      PubDate: 2016-02-19T02:01:17Z
      DOI: 10.1108/NLW-07-2015-0050
  • Students’ choice and evaluation of information sources at the
           University of the West Indies, Mona Campus
    • Pages: 279 - 288
      Abstract: New Library World, Volume 117, Issue 3/4, Page 279-288, March 2016.
      Purpose – This paper aims to investigate the kinds of resources used by students at the University of the West Indies Mona Campus, to start their research and to find out their perception of the quality of the resources they use. Design/methodology/approach – A survey was distributed manually to undergraduates, and the responses were collated and analysed using Excel software. Findings – The findings revealed that Google was the resource most likely to be used by respondents to start their research, and the resource least used was the librarian (ask a librarian). Originality/value – This represents original research for the Mona Campus. It is important in helping the library to understand an aspect of the research habits and preferences of the undergraduate community it serves and will help the library in further decision-making, as it seeks to build awareness among the undergraduate population, of the library resources available to them.
      Citation: New Library World

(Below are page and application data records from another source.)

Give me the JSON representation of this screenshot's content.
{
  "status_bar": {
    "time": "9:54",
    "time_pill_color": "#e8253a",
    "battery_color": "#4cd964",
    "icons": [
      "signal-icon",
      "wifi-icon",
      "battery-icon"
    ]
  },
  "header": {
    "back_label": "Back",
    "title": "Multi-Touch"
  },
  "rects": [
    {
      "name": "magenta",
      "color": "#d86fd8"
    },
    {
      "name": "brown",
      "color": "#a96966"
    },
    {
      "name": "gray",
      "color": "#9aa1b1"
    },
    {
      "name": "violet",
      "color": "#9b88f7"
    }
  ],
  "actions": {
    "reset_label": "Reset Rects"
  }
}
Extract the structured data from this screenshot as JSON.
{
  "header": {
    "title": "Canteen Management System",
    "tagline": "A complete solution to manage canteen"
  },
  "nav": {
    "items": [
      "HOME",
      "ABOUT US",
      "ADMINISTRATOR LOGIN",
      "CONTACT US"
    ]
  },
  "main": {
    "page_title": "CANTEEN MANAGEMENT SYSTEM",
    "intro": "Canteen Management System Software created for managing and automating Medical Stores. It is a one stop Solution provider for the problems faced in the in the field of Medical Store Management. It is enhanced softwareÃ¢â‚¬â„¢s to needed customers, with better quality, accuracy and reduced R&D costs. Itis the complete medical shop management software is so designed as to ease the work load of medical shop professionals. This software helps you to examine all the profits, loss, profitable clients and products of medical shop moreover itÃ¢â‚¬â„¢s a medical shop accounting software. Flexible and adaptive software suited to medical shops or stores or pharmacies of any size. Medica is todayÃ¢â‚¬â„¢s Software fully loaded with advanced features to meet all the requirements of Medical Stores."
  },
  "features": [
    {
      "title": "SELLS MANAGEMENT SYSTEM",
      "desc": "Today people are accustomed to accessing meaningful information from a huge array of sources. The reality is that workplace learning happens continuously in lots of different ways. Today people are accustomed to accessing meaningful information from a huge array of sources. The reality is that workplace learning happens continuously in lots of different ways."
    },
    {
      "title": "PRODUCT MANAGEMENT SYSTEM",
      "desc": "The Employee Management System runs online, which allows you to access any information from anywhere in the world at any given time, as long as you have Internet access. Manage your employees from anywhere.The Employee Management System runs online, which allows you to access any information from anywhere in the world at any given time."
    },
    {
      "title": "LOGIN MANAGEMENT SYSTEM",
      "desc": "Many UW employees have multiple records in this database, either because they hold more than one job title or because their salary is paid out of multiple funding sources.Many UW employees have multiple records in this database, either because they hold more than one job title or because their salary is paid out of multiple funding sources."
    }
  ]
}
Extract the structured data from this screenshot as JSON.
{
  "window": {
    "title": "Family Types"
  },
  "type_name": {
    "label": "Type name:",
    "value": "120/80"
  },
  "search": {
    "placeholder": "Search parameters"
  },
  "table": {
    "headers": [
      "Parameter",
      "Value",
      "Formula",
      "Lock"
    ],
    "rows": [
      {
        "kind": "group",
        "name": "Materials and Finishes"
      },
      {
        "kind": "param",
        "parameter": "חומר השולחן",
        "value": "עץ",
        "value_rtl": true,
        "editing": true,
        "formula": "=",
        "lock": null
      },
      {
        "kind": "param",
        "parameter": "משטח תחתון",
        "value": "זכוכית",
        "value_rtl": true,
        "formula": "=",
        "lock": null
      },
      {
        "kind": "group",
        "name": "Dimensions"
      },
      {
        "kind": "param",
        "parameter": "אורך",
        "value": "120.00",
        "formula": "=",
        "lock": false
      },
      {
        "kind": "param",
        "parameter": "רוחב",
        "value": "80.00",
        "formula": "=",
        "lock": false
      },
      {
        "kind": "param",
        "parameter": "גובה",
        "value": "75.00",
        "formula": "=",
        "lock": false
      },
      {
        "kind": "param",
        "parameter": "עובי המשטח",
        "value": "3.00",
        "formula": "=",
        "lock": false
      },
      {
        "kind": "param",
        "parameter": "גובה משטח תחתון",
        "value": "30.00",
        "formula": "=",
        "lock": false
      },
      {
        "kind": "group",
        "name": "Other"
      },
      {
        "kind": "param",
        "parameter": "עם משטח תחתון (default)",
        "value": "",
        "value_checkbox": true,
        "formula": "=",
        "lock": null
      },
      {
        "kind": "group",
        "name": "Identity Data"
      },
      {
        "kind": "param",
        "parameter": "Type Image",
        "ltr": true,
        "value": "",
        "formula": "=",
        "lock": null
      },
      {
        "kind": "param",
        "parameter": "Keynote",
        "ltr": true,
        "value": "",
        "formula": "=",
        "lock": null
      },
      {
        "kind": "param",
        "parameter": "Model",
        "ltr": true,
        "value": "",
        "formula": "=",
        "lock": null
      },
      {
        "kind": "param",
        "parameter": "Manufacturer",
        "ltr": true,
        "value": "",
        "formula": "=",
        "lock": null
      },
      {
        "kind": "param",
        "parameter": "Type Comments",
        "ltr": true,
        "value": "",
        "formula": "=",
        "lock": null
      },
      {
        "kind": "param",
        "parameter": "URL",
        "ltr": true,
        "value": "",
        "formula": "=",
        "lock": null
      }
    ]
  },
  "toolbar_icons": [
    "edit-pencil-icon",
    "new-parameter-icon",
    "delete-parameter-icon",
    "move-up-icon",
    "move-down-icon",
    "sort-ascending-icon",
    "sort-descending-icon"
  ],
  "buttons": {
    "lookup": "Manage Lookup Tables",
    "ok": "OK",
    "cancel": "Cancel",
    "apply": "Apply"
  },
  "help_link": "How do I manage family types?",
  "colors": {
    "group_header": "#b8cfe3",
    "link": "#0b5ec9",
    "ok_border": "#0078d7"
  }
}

      PubDate: 2016-02-19T02:00:45Z
      DOI: 10.1108/NLW-10-2015-0074
  • The Internet of Things and its impact on the library
    • Pages: 289 - 292
      Abstract: New Library World, Volume 117, Issue 3/4, Page 289-292, March 2016.
      Purpose – The purpose of this paper is to consider the Internet of Things (IOT) and its potential impact on libraries. Design/methodology/approach – This paper presents a literature review and a commentary on this topic that have been addressed by professionals, researchers and practitioners. Findings – In communicating the issues when comprehending the scope of the IOT, libraries need not succumb to the sometimes near-hysteria that surrounds the rhetoric regarding security and privacy. But, librarians must actively engage in the conversation and its subsequent actions to respond to patrons who use library networks and devices with calm, logical and transparent answers to those questions concerning what they are doing to ensure that security and privacy vulnerabilities are regularly addressed. Originality/value – The value in concentrating on this topic is to provide background and suggest several approaches to security and privacy concerns regarding the IOT.
      Citation: New Library World
      PubDate: 2016-02-19T02:02:08Z
      DOI: 10.1108/NLW-12-2015-0093
School of Mathematical and Computer Sciences
Heriot-Watt University
Edinburgh, EH14 4AS, UK
Tel: +00 44 (0)131 4513762
Fax: +00 44 (0)131 4513327
About JournalTOCs
News (blog, publications)
JournalTOCs on Twitter   JournalTOCs on Facebook

JournalTOCs © 2009-2015